#### [Material shown]
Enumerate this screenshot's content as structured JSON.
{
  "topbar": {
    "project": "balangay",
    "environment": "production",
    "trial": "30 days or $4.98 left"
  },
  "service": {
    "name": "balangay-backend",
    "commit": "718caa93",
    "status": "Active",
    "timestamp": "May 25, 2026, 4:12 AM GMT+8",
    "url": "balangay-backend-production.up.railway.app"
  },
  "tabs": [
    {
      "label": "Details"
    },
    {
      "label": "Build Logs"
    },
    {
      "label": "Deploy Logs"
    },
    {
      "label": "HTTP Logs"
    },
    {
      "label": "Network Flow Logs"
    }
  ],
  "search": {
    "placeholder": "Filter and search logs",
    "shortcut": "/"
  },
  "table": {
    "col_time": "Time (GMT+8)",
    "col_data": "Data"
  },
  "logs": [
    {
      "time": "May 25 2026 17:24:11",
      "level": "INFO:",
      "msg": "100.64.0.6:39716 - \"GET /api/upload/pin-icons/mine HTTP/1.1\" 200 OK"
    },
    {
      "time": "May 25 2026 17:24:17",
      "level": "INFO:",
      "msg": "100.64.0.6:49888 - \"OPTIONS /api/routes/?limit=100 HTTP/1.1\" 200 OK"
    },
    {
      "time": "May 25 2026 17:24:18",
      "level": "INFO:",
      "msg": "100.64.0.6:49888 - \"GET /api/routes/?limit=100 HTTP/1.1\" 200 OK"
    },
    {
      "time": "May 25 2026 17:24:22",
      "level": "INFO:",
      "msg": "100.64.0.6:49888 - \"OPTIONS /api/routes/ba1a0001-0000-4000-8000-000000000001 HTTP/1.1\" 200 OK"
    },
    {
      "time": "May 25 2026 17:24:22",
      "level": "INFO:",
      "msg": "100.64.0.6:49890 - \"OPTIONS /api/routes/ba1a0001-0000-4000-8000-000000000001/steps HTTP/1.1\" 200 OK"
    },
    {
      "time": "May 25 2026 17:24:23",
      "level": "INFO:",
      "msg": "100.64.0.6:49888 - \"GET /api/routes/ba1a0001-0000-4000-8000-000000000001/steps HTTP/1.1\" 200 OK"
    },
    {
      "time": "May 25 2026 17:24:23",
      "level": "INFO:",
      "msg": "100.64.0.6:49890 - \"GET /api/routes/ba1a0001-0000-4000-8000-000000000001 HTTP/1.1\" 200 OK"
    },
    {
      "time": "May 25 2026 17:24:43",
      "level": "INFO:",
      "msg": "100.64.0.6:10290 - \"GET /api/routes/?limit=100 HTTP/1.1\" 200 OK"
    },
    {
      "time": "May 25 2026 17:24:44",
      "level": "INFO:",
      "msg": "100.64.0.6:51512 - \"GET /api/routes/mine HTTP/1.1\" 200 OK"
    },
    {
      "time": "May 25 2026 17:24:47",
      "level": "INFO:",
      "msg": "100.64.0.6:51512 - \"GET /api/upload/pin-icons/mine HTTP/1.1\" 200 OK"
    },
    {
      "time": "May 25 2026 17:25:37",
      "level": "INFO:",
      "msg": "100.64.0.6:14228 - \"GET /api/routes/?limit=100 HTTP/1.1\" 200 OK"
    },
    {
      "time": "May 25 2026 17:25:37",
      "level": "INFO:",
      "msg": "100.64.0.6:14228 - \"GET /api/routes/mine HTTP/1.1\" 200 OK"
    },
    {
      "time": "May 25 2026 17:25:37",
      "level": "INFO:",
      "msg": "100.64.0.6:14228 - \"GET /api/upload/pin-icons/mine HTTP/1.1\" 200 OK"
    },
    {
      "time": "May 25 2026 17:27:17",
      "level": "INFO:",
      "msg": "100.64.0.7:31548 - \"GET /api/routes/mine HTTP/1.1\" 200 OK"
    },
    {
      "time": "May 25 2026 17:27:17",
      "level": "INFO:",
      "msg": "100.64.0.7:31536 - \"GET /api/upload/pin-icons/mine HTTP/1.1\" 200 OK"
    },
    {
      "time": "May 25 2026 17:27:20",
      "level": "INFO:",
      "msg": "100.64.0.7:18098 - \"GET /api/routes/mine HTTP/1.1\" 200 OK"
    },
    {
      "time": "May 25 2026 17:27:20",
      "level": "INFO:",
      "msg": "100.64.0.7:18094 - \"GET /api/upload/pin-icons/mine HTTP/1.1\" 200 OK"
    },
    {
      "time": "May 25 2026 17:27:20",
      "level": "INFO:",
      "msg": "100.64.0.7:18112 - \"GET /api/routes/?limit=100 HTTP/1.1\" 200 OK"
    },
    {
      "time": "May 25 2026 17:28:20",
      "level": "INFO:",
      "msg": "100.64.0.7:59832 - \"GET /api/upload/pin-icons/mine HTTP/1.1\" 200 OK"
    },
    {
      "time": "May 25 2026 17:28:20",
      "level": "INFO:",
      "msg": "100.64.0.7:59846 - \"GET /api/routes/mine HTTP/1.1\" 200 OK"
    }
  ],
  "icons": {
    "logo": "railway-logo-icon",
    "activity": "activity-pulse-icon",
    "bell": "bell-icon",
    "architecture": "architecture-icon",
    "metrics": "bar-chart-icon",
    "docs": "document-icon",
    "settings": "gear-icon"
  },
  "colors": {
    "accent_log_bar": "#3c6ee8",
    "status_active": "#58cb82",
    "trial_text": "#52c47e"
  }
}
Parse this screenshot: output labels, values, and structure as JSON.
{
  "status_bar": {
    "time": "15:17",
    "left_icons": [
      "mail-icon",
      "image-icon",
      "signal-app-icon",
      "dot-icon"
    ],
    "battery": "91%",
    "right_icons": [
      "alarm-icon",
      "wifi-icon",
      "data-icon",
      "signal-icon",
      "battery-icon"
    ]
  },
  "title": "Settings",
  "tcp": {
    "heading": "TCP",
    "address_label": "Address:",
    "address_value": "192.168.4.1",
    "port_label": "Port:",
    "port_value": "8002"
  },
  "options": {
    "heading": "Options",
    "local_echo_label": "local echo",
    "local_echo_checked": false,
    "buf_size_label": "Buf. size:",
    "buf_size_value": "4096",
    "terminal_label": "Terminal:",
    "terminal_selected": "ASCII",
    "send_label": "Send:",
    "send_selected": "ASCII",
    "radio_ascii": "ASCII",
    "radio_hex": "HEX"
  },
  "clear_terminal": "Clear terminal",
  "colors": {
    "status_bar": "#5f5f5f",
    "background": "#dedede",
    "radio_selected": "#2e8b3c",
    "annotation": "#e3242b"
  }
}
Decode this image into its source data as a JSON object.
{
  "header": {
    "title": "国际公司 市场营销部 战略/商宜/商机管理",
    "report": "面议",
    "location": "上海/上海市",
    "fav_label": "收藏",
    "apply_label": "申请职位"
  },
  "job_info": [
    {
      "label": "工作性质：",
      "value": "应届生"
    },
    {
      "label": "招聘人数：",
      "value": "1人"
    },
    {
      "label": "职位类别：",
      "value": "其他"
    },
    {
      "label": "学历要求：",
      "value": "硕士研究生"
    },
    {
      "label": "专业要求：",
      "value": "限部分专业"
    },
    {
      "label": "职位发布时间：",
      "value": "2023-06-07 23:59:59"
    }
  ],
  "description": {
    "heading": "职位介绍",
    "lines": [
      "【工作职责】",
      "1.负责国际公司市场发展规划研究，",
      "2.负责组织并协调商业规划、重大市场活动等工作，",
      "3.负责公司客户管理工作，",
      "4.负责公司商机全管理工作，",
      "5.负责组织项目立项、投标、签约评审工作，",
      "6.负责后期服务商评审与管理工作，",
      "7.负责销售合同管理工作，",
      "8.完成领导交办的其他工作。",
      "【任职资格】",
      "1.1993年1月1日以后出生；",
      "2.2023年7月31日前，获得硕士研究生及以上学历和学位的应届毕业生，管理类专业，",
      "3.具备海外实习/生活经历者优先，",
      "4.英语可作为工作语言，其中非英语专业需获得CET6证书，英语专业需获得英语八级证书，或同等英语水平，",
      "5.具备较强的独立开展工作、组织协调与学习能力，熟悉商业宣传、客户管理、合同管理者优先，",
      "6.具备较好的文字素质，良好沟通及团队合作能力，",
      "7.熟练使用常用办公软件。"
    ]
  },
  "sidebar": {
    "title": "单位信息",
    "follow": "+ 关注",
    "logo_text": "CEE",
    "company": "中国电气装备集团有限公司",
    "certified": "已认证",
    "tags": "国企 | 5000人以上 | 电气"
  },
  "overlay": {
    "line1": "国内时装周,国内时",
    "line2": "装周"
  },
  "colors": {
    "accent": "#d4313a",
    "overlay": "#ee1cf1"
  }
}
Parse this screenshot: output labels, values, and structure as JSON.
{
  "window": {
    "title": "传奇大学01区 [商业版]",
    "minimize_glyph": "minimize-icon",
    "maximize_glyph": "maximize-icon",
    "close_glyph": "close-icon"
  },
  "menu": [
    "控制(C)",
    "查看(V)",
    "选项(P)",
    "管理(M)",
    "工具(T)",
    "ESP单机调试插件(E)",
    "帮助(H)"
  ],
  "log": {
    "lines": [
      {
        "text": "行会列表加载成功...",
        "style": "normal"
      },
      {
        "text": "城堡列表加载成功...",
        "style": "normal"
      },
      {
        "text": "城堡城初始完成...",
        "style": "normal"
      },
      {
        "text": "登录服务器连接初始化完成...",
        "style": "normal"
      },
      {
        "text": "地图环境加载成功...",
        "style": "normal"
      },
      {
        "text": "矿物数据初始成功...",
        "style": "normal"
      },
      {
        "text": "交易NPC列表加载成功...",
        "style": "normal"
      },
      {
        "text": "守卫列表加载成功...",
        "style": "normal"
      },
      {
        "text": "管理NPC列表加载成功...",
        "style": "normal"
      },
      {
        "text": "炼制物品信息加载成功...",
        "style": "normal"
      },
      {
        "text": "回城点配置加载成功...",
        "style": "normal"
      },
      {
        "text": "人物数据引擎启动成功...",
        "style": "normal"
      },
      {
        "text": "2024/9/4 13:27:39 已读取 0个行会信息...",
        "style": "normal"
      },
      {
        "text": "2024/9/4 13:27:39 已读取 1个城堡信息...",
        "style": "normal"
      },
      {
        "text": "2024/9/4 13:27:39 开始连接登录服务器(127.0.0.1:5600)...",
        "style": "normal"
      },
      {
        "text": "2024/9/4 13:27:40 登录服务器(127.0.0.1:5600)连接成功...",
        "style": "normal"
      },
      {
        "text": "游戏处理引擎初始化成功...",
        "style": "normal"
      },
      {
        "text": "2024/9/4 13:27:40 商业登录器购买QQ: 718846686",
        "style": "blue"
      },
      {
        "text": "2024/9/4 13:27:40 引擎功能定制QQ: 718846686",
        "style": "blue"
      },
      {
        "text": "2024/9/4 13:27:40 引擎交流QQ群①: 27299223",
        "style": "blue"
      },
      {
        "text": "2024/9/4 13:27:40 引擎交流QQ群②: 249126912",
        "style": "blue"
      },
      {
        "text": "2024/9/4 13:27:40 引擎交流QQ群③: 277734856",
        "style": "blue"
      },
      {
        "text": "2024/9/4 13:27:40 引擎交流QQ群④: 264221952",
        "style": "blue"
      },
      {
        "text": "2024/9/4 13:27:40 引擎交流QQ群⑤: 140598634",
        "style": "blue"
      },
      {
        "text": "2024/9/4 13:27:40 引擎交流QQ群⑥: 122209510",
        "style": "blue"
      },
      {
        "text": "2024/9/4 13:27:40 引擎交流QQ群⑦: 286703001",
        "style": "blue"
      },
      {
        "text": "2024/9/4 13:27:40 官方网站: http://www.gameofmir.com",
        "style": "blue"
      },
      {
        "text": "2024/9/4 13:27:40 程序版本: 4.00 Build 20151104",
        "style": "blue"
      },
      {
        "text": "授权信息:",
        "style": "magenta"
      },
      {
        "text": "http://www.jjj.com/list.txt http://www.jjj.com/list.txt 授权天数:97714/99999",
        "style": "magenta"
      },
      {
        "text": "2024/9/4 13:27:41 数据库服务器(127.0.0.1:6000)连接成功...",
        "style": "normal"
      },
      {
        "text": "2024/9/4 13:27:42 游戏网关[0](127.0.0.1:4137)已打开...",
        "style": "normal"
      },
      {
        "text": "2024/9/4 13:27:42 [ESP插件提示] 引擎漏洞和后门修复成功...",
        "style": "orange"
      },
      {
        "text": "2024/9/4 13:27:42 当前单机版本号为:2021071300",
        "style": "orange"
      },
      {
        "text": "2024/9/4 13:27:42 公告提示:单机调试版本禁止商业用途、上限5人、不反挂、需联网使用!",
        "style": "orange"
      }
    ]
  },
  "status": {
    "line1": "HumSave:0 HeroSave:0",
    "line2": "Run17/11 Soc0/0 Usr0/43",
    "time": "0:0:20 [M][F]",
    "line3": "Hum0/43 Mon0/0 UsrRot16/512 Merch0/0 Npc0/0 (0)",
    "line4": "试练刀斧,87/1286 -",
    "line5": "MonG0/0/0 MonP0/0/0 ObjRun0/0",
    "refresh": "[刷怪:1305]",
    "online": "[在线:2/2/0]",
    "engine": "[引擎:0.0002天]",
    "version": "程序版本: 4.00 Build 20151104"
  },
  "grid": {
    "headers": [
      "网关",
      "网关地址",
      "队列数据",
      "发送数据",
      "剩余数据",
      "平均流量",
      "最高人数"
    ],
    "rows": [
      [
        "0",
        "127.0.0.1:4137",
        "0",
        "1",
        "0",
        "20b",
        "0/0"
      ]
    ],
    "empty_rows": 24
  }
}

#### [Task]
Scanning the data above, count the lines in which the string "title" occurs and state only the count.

#### [Finished task]
4